March 24, 2014
In his review of An Anxious Age: The Post-Protestant Ethic and the Spirit of America by Joseph Bottum, David Goldman agrees with the Bottum that "today's secular liberals are the direct descendants of the past century's Puritans and Protestants."
The big difference is, these "post-Protestants" now define
good and evil not primarily in terms of personal behavior but as states of mind about the social condition. Sin, in other words, appears as a social fact, and the redeemed personality becomes confident of its own salvation by being aware of that fact.
Note that salvation is achieved by "being aware of that fact" (and feeling bad about it), not doing anything constructive other than loudly protesting (forget about the beam in your own eye, the problem is the mote in the other guy's). Oh, and pinning scarlet letters on the sinners.
As if purposely written to illustrate this thesis, one Randa Jarrar has penned a comically aggrieved screed in Salon ("whose usual stock in trade is exotic identity-based grievances," as James Taranto puts it). To whit:
Whether they know it or not, white women who practice belly dance are engaging in [cultural] appropriation.
Frankly, were the author describing "cultural appropriation" done badly, I could have ginned up some sympathy for the argument. But judging from the comments, there comes a point at which the Inquisition has burned one witch too many, even in this sanctuary of self-righteousness.
I certainly won't hesitate to saddle up my high horse when confronted with corny depictions of Japanese culture in U.S. media (and corny depictions of American culture in Japanese media). Though the proper human reaction, as Peter Payne confesses, is to laugh at it.

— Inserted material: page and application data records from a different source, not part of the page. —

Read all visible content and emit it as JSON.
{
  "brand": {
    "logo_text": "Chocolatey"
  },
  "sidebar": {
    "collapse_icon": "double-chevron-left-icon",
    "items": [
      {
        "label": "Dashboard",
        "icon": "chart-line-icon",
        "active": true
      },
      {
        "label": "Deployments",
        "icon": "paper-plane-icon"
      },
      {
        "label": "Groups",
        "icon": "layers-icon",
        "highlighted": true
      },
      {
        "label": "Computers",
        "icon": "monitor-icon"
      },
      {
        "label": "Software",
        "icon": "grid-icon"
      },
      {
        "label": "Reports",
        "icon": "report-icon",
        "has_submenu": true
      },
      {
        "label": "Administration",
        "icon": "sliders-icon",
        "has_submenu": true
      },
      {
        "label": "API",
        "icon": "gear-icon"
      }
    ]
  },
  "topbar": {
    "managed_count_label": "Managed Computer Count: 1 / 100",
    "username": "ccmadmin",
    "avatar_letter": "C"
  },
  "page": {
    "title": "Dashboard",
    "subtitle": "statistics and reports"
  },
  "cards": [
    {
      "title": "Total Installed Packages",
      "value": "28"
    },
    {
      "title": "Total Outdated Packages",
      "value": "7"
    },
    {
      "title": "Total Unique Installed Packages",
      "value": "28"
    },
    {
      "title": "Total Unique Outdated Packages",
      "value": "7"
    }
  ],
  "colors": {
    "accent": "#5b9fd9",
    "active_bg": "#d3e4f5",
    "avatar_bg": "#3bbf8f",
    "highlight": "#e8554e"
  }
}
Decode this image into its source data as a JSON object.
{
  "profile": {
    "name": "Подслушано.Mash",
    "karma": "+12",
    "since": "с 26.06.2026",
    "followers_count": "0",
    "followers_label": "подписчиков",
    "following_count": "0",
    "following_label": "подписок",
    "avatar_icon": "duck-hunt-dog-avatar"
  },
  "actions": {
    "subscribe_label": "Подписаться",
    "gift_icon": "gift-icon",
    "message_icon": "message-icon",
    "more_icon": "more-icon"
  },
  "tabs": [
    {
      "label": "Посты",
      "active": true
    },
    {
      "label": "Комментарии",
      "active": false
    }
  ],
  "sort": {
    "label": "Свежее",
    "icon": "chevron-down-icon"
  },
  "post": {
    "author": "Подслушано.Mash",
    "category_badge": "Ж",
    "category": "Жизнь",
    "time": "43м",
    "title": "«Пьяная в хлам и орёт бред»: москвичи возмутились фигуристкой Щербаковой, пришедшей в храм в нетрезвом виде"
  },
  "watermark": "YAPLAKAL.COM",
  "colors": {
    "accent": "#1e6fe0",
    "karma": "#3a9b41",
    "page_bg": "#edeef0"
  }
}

Once I was watching an episode of Alias with my [Japanese] wife, and there was a horrid scene in which some female spy went to "Japan" (which appeared to be shot in a sushi restaurant about ten minutes from West Hollywood), painted her face white like a "geisha" and proceeded to extract information from her target despite not knowing his language. I was livid that in the 21st century TV producers couldn't even come close to getting basic imagery right, but my wife was enthralled with it, laughing at each new hilarious plot twist.
And why not? After all, Japan has been "appropriating" foreign culture for the past two thousand years, beginning with Chinese religion, architecture, food, language (kanji), and political philosophy.
During the early Meiji period (1868-1912), while preaching "Western technology, Japanese spirit," Japan's ruling class went on a culture borrowing binge that earned it mockery from both Japanese conservatives and western commentators.
And yet some things not only stuck but became deeply ingrained, like the waishatsu or white dress shirt. The English morning coat became the preferred formal wear for politicians. Western-style wedding gowns, along with the Christian ceremony, are becoming well-nigh ubiquitous.
But getting back to dancing girls, one of Japan's most successful themed resorts is Spa Resort Hawaiians, started in an effort to save the local economy after the Joban coal mine in Northern Japan shut down. The story is dramatized in the cute movie Hula Girls (click to enlarge).
|Courtesy Wikipedia Commons.|
In another cute kid's film, I Wish, the mom and grandma quite incidentally belong to the local hula dancing club (it has nothing to do with the plot). Over the past quarter-century, hula dancing has become a popular club activity for women in Japan.
But turnabout is fair play too, and infotainment shows in Japan love featuring foreigners (the more "foreign" the better) who have embraced and even perfected some uniquely Japanese aspect of their culture.
Such as Egyptian Abdelrahman Shalan (Oosuna-arashi), the first professional sumo wrestler from the African continent and a rising star. His wonderful sumo name is "Great Sandstorm" (大砂嵐). It's no surprise to any Japan watcher that he is immensely popular in Japan.
|The "pyramid" illustrates the ranks in professional sumo.|
To be sure, the sport has become accustomed to non-Japanese sumo champions. Over the past decade (at six tournaments a year), only two championships went to native Japanese. One was won by an Estonian, one by a Bulgarian, and the rest by Mongolians.